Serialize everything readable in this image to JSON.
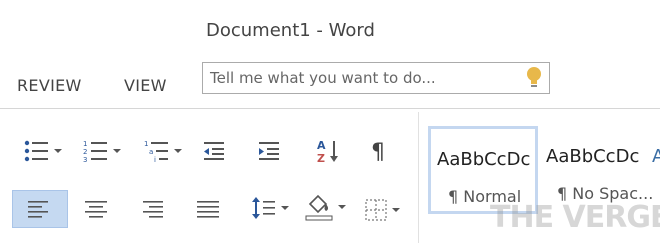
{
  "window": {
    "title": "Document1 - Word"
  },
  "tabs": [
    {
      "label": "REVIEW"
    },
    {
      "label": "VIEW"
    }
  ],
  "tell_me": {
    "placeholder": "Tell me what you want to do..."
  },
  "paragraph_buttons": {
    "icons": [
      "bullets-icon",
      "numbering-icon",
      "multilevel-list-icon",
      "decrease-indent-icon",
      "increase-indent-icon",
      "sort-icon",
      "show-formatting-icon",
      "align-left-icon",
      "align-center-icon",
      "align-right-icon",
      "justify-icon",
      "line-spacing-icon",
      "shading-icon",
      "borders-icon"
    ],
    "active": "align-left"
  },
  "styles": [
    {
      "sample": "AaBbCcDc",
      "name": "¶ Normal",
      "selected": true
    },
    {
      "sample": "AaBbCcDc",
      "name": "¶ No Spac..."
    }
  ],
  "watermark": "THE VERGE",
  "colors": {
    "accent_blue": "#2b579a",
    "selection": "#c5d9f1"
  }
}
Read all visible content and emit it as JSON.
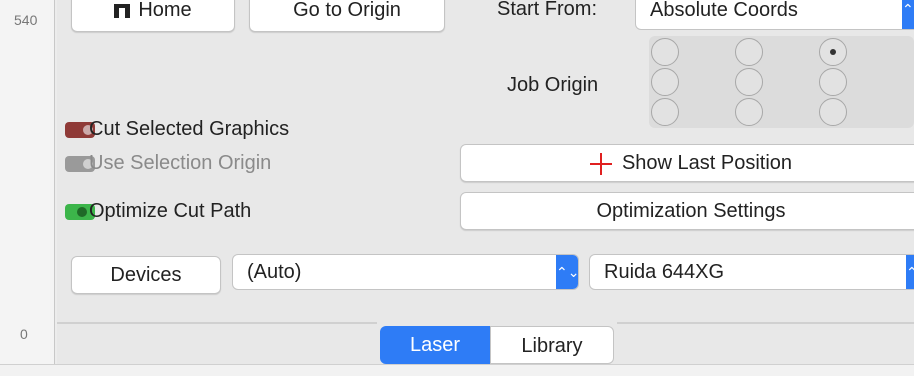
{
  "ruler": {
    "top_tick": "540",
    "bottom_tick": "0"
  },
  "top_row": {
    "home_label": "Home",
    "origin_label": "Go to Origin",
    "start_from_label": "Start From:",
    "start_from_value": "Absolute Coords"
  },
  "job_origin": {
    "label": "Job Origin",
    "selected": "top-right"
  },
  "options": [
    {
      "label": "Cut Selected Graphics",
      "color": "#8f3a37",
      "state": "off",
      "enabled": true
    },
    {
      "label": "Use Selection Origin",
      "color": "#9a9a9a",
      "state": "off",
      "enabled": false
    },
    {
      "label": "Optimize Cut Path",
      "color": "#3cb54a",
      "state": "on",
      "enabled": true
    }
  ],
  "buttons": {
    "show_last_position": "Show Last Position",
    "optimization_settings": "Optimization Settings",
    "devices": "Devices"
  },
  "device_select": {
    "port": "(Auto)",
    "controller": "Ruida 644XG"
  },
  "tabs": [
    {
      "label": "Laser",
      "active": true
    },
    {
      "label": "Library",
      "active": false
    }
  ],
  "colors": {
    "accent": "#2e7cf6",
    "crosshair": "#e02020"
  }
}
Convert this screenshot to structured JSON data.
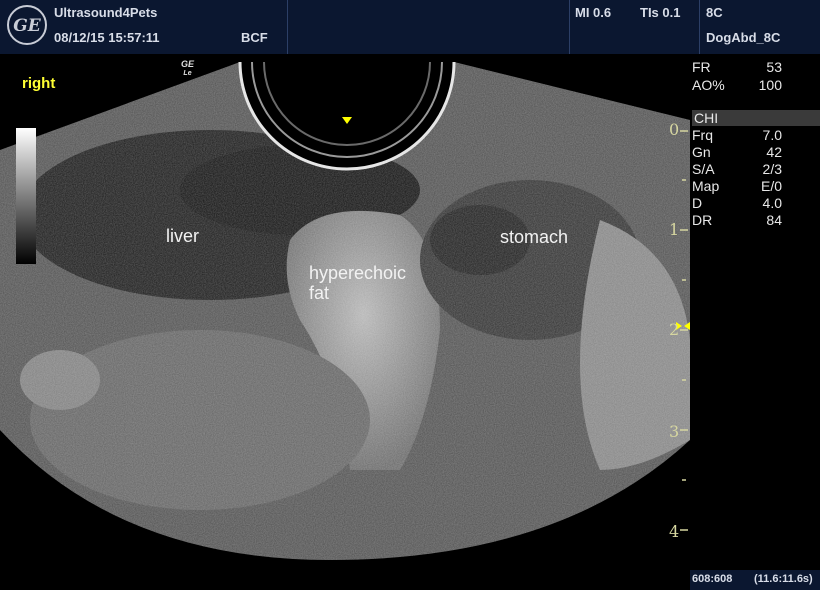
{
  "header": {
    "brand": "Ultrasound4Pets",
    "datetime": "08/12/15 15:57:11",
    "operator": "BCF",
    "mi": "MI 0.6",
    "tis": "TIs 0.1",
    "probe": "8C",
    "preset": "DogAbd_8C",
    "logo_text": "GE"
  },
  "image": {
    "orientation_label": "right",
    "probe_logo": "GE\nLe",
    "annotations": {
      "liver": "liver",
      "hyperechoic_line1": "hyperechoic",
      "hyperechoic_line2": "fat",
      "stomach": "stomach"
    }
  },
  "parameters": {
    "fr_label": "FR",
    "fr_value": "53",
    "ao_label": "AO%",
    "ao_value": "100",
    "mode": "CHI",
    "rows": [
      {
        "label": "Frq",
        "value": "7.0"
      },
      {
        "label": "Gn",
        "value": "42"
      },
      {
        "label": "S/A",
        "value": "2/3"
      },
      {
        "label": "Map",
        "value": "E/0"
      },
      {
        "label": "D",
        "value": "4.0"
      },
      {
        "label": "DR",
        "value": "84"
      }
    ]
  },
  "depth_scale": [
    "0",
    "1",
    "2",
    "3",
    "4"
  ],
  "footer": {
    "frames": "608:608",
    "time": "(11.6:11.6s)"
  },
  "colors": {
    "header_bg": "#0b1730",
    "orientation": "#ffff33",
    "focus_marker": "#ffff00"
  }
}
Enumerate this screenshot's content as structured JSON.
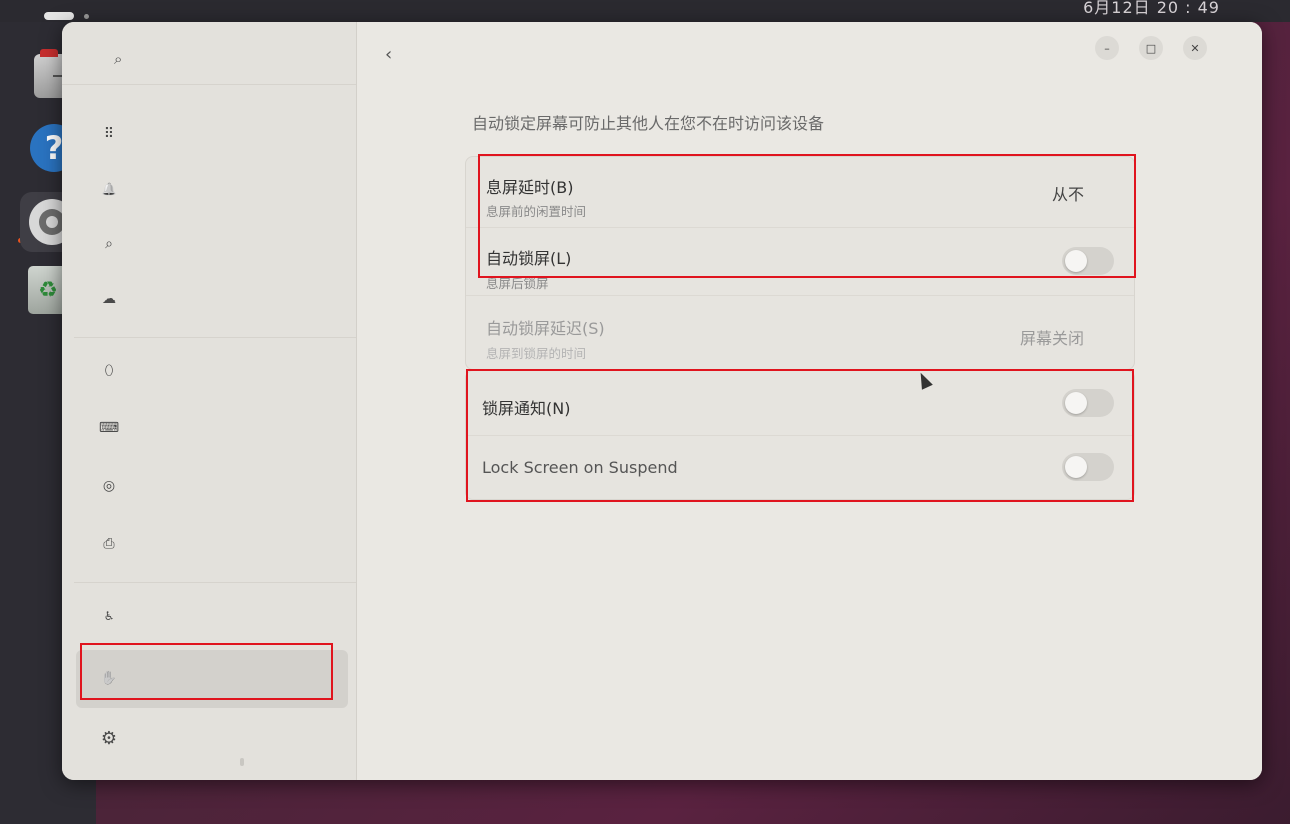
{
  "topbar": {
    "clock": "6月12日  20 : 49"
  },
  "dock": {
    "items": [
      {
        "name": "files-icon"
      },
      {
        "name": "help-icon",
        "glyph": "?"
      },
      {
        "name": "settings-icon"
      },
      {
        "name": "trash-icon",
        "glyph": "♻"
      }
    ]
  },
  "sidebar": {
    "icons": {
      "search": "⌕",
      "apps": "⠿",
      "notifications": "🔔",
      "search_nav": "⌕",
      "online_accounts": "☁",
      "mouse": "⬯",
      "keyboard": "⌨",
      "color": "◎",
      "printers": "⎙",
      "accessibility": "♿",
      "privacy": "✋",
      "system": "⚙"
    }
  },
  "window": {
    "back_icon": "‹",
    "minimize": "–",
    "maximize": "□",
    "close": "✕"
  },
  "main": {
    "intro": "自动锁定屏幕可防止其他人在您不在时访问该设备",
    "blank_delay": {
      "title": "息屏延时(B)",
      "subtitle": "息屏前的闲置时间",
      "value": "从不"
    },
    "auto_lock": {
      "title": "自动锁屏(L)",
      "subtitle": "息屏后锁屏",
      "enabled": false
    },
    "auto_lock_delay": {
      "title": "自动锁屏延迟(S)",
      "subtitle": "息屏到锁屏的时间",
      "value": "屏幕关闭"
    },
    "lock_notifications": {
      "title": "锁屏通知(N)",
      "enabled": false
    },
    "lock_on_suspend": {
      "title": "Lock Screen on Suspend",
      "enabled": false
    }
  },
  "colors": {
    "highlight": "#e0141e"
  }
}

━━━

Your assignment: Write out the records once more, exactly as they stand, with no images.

Reply to the exercise:
Serialize everything readable in this image to JSON.
{
  "window": {
    "title": "Document1 - Word"
  },
  "tabs": [
    {
      "label": "REVIEW"
    },
    {
      "label": "VIEW"
    }
  ],
  "tell_me": {
    "placeholder": "Tell me what you want to do..."
  },
  "paragraph_buttons": {
    "icons": [
      "bullets-icon",
      "numbering-icon",
      "multilevel-list-icon",
      "decrease-indent-icon",
      "increase-indent-icon",
      "sort-icon",
      "show-formatting-icon",
      "align-left-icon",
      "align-center-icon",
      "align-right-icon",
      "justify-icon",
      "line-spacing-icon",
      "shading-icon",
      "borders-icon"
    ],
    "active": "align-left"
  },
  "styles": [
    {
      "sample": "AaBbCcDc",
      "name": "¶ Normal",
      "selected": true
    },
    {
      "sample": "AaBbCcDc",
      "name": "¶ No Spac..."
    }
  ],
  "watermark": "THE VERGE",
  "colors": {
    "accent_blue": "#2b579a",
    "selection": "#c5d9f1"
  }
}
Read all visible content and emit it as JSON.
{
  "ruler": {
    "top_tick": "540",
    "bottom_tick": "0"
  },
  "top_row": {
    "home_label": "Home",
    "origin_label": "Go to Origin",
    "start_from_label": "Start From:",
    "start_from_value": "Absolute Coords"
  },
  "job_origin": {
    "label": "Job Origin",
    "selected": "top-right"
  },
  "options": [
    {
      "label": "Cut Selected Graphics",
      "color": "#8f3a37",
      "state": "off",
      "enabled": true
    },
    {
      "label": "Use Selection Origin",
      "color": "#9a9a9a",
      "state": "off",
      "enabled": false
    },
    {
      "label": "Optimize Cut Path",
      "color": "#3cb54a",
      "state": "on",
      "enabled": true
    }
  ],
  "buttons": {
    "show_last_position": "Show Last Position",
    "optimization_settings": "Optimization Settings",
    "devices": "Devices"
  },
  "device_select": {
    "port": "(Auto)",
    "controller": "Ruida 644XG"
  },
  "tabs": [
    {
      "label": "Laser",
      "active": true
    },
    {
      "label": "Library",
      "active": false
    }
  ],
  "colors": {
    "accent": "#2e7cf6",
    "crosshair": "#e02020"
  }
}
Convert this screenshot to structured JSON data.
{
  "header": {
    "brand": "Ultrasound4Pets",
    "datetime": "08/12/15 15:57:11",
    "operator": "BCF",
    "mi": "MI 0.6",
    "tis": "TIs 0.1",
    "probe": "8C",
    "preset": "DogAbd_8C",
    "logo_text": "GE"
  },
  "image": {
    "orientation_label": "right",
    "probe_logo": "GE\nLe",
    "annotations": {
      "liver": "liver",
      "hyperechoic_line1": "hyperechoic",
      "hyperechoic_line2": "fat",
      "stomach": "stomach"
    }
  },
  "parameters": {
    "fr_label": "FR",
    "fr_value": "53",
    "ao_label": "AO%",
    "ao_value": "100",
    "mode": "CHI",
    "rows": [
      {
        "label": "Frq",
        "value": "7.0"
      },
      {
        "label": "Gn",
        "value": "42"
      },
      {
        "label": "S/A",
        "value": "2/3"
      },
      {
        "label": "Map",
        "value": "E/0"
      },
      {
        "label": "D",
        "value": "4.0"
      },
      {
        "label": "DR",
        "value": "84"
      }
    ]
  },
  "depth_scale": [
    "0",
    "1",
    "2",
    "3",
    "4"
  ],
  "footer": {
    "frames": "608:608",
    "time": "(11.6:11.6s)"
  },
  "colors": {
    "header_bg": "#0b1730",
    "orientation": "#ffff33",
    "focus_marker": "#ffff00"
  }
}
Enumerate this screenshot's content as structured JSON.
{
  "topbar": {
    "clock": "6月12日  20 : 49"
  },
  "dock": {
    "items": [
      {
        "name": "files-icon"
      },
      {
        "name": "help-icon",
        "glyph": "?"
      },
      {
        "name": "settings-icon"
      },
      {
        "name": "trash-icon",
        "glyph": "♻"
      }
    ]
  },
  "sidebar": {
    "icons": {
      "search": "⌕",
      "apps": "⠿",
      "notifications": "🔔",
      "search_nav": "⌕",
      "online_accounts": "☁",
      "mouse": "⬯",
      "keyboard": "⌨",
      "color": "◎",
      "printers": "⎙",
      "accessibility": "♿",
      "privacy": "✋",
      "system": "⚙"
    }
  },
  "window": {
    "back_icon": "‹",
    "minimize": "–",
    "maximize": "□",
    "close": "✕"
  },
  "main": {
    "intro": "自动锁定屏幕可防止其他人在您不在时访问该设备",
    "blank_delay": {
      "title": "息屏延时(B)",
      "subtitle": "息屏前的闲置时间",
      "value": "从不"
    },
    "auto_lock": {
      "title": "自动锁屏(L)",
      "subtitle": "息屏后锁屏",
      "enabled": false
    },
    "auto_lock_delay": {
      "title": "自动锁屏延迟(S)",
      "subtitle": "息屏到锁屏的时间",
      "value": "屏幕关闭"
    },
    "lock_notifications": {
      "title": "锁屏通知(N)",
      "enabled": false
    },
    "lock_on_suspend": {
      "title": "Lock Screen on Suspend",
      "enabled": false
    }
  },
  "colors": {
    "highlight": "#e0141e"
  }
}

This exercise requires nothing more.